(Data about app and page elements)
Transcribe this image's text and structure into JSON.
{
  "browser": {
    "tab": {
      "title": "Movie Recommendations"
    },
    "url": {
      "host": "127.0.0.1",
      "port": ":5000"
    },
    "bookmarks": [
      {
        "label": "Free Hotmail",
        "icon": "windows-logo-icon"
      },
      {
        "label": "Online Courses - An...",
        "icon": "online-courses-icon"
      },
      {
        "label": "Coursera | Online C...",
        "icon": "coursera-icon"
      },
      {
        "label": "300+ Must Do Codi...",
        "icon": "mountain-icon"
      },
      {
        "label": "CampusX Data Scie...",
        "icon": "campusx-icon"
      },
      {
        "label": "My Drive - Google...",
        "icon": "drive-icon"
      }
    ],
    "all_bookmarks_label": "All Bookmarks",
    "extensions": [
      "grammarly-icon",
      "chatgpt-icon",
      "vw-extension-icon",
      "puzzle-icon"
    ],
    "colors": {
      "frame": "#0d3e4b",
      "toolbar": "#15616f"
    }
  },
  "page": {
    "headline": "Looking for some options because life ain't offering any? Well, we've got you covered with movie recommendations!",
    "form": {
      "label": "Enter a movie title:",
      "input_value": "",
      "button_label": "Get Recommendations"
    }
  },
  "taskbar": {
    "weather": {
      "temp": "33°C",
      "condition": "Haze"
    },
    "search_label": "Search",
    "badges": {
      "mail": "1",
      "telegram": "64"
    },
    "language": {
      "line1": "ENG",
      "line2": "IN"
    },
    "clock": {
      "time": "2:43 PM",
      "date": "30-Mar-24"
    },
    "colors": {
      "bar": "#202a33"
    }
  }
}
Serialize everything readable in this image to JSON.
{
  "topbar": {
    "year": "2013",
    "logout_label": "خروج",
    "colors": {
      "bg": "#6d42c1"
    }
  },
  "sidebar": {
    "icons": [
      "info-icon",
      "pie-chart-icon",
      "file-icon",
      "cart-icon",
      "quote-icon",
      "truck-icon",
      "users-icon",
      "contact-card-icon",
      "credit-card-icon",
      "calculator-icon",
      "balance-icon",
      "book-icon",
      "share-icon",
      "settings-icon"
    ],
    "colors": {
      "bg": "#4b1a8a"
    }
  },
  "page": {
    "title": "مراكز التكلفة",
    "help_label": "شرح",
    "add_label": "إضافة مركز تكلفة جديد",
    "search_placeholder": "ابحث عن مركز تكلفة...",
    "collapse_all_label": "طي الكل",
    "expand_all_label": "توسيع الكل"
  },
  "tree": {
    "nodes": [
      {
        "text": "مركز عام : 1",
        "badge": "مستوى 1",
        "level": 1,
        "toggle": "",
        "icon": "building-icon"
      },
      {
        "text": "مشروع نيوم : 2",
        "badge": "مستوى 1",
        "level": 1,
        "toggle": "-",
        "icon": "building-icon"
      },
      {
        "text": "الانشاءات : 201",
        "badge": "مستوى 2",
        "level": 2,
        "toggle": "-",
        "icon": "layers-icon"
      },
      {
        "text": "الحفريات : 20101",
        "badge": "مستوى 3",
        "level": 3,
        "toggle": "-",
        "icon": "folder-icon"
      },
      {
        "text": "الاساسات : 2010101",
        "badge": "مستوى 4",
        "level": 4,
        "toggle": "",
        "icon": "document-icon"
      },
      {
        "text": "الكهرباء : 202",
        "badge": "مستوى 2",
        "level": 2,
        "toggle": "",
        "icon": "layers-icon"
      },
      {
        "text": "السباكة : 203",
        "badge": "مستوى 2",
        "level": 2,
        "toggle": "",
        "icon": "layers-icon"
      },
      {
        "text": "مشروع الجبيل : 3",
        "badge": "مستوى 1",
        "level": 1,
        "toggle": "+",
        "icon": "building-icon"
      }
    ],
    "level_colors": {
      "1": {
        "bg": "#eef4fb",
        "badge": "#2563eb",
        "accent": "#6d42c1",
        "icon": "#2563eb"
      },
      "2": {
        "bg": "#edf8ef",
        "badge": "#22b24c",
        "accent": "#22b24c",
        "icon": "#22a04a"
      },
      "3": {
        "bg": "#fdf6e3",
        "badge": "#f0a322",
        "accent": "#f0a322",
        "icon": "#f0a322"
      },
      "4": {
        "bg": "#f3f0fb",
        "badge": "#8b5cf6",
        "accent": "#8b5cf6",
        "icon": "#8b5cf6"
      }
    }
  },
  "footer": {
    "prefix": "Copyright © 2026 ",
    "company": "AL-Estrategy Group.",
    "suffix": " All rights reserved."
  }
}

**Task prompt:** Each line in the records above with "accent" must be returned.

**Response box:**
        "accent": "#6d42c1",
        "accent": "#22b24c",
        "accent": "#f0a322",
        "accent": "#8b5cf6",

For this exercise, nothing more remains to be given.